[DATA FOR THIS EXERCISE Boundary: Start]

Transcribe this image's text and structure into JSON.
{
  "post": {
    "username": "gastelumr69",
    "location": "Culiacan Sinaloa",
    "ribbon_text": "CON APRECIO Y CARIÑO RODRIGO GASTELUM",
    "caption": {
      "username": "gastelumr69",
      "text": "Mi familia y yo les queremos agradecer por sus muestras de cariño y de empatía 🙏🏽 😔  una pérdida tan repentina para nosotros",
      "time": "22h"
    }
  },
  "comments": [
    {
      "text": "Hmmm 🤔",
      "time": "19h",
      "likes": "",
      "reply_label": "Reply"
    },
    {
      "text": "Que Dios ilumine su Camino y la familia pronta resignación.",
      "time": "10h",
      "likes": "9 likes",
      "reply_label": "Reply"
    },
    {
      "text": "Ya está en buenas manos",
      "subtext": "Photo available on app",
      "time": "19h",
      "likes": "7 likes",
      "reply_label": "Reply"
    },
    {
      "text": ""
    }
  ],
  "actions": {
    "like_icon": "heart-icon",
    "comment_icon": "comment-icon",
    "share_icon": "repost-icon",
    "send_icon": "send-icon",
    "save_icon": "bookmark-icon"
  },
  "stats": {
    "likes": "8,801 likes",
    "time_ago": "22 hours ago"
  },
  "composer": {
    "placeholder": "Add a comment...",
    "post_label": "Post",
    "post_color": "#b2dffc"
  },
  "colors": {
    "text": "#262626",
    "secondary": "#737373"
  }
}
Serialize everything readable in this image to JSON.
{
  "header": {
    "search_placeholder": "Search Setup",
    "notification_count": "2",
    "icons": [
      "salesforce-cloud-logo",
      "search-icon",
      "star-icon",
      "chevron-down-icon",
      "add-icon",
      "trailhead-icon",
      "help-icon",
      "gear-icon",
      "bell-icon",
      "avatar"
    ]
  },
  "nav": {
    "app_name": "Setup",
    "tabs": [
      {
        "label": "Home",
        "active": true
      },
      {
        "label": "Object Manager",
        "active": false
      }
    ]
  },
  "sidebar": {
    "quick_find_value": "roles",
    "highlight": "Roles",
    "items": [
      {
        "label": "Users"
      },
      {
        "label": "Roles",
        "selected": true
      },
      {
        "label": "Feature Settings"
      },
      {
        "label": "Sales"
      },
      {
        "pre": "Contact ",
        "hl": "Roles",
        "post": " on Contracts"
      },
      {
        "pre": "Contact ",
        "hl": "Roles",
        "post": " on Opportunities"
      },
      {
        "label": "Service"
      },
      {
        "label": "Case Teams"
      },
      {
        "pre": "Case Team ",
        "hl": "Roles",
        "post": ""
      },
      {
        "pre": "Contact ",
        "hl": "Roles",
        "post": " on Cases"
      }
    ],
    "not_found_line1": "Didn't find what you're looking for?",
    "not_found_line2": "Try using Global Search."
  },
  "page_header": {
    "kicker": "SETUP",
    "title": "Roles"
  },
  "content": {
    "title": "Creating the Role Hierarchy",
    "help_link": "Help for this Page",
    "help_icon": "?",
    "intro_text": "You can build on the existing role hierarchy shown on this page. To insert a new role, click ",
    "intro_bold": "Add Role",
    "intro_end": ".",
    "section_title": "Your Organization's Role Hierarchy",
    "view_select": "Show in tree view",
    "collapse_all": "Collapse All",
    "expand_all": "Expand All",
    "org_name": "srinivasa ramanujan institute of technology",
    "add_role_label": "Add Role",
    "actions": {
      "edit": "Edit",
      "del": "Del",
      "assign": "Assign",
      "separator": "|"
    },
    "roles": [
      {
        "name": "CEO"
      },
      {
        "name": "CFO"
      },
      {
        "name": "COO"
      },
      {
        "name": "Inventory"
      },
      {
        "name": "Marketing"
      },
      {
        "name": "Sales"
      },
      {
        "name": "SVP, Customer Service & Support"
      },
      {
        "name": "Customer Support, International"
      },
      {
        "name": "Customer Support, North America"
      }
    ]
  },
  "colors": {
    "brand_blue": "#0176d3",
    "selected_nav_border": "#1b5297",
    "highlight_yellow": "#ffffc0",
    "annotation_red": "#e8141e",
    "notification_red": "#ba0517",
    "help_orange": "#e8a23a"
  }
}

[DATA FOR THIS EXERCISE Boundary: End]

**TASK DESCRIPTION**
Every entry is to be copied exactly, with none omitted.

**EXERCISE RESULT**
Transcribe this image's text and structure into JSON.
{
  "post": {
    "username": "gastelumr69",
    "location": "Culiacan Sinaloa",
    "ribbon_text": "CON APRECIO Y CARIÑO RODRIGO GASTELUM",
    "caption": {
      "username": "gastelumr69",
      "text": "Mi familia y yo les queremos agradecer por sus muestras de cariño y de empatía 🙏🏽 😔  una pérdida tan repentina para nosotros",
      "time": "22h"
    }
  },
  "comments": [
    {
      "text": "Hmmm 🤔",
      "time": "19h",
      "likes": "",
      "reply_label": "Reply"
    },
    {
      "text": "Que Dios ilumine su Camino y la familia pronta resignación.",
      "time": "10h",
      "likes": "9 likes",
      "reply_label": "Reply"
    },
    {
      "text": "Ya está en buenas manos",
      "subtext": "Photo available on app",
      "time": "19h",
      "likes": "7 likes",
      "reply_label": "Reply"
    },
    {
      "text": ""
    }
  ],
  "actions": {
    "like_icon": "heart-icon",
    "comment_icon": "comment-icon",
    "share_icon": "repost-icon",
    "send_icon": "send-icon",
    "save_icon": "bookmark-icon"
  },
  "stats": {
    "likes": "8,801 likes",
    "time_ago": "22 hours ago"
  },
  "composer": {
    "placeholder": "Add a comment...",
    "post_label": "Post",
    "post_color": "#b2dffc"
  },
  "colors": {
    "text": "#262626",
    "secondary": "#737373"
  }
}
Serialize everything readable in this image to JSON.
{
  "header": {
    "search_placeholder": "Search Setup",
    "notification_count": "2",
    "icons": [
      "salesforce-cloud-logo",
      "search-icon",
      "star-icon",
      "chevron-down-icon",
      "add-icon",
      "trailhead-icon",
      "help-icon",
      "gear-icon",
      "bell-icon",
      "avatar"
    ]
  },
  "nav": {
    "app_name": "Setup",
    "tabs": [
      {
        "label": "Home",
        "active": true
      },
      {
        "label": "Object Manager",
        "active": false
      }
    ]
  },
  "sidebar": {
    "quick_find_value": "roles",
    "highlight": "Roles",
    "items": [
      {
        "label": "Users"
      },
      {
        "label": "Roles",
        "selected": true
      },
      {
        "label": "Feature Settings"
      },
      {
        "label": "Sales"
      },
      {
        "pre": "Contact ",
        "hl": "Roles",
        "post": " on Contracts"
      },
      {
        "pre": "Contact ",
        "hl": "Roles",
        "post": " on Opportunities"
      },
      {
        "label": "Service"
      },
      {
        "label": "Case Teams"
      },
      {
        "pre": "Case Team ",
        "hl": "Roles",
        "post": ""
      },
      {
        "pre": "Contact ",
        "hl": "Roles",
        "post": " on Cases"
      }
    ],
    "not_found_line1": "Didn't find what you're looking for?",
    "not_found_line2": "Try using Global Search."
  },
  "page_header": {
    "kicker": "SETUP",
    "title": "Roles"
  },
  "content": {
    "title": "Creating the Role Hierarchy",
    "help_link": "Help for this Page",
    "help_icon": "?",
    "intro_text": "You can build on the existing role hierarchy shown on this page. To insert a new role, click ",
    "intro_bold": "Add Role",
    "intro_end": ".",
    "section_title": "Your Organization's Role Hierarchy",
    "view_select": "Show in tree view",
    "collapse_all": "Collapse All",
    "expand_all": "Expand All",
    "org_name": "srinivasa ramanujan institute of technology",
    "add_role_label": "Add Role",
    "actions": {
      "edit": "Edit",
      "del": "Del",
      "assign": "Assign",
      "separator": "|"
    },
    "roles": [
      {
        "name": "CEO"
      },
      {
        "name": "CFO"
      },
      {
        "name": "COO"
      },
      {
        "name": "Inventory"
      },
      {
        "name": "Marketing"
      },
      {
        "name": "Sales"
      },
      {
        "name": "SVP, Customer Service & Support"
      },
      {
        "name": "Customer Support, International"
      },
      {
        "name": "Customer Support, North America"
      }
    ]
  },
  "colors": {
    "brand_blue": "#0176d3",
    "selected_nav_border": "#1b5297",
    "highlight_yellow": "#ffffc0",
    "annotation_red": "#e8141e",
    "notification_red": "#ba0517",
    "help_orange": "#e8a23a"
  }
}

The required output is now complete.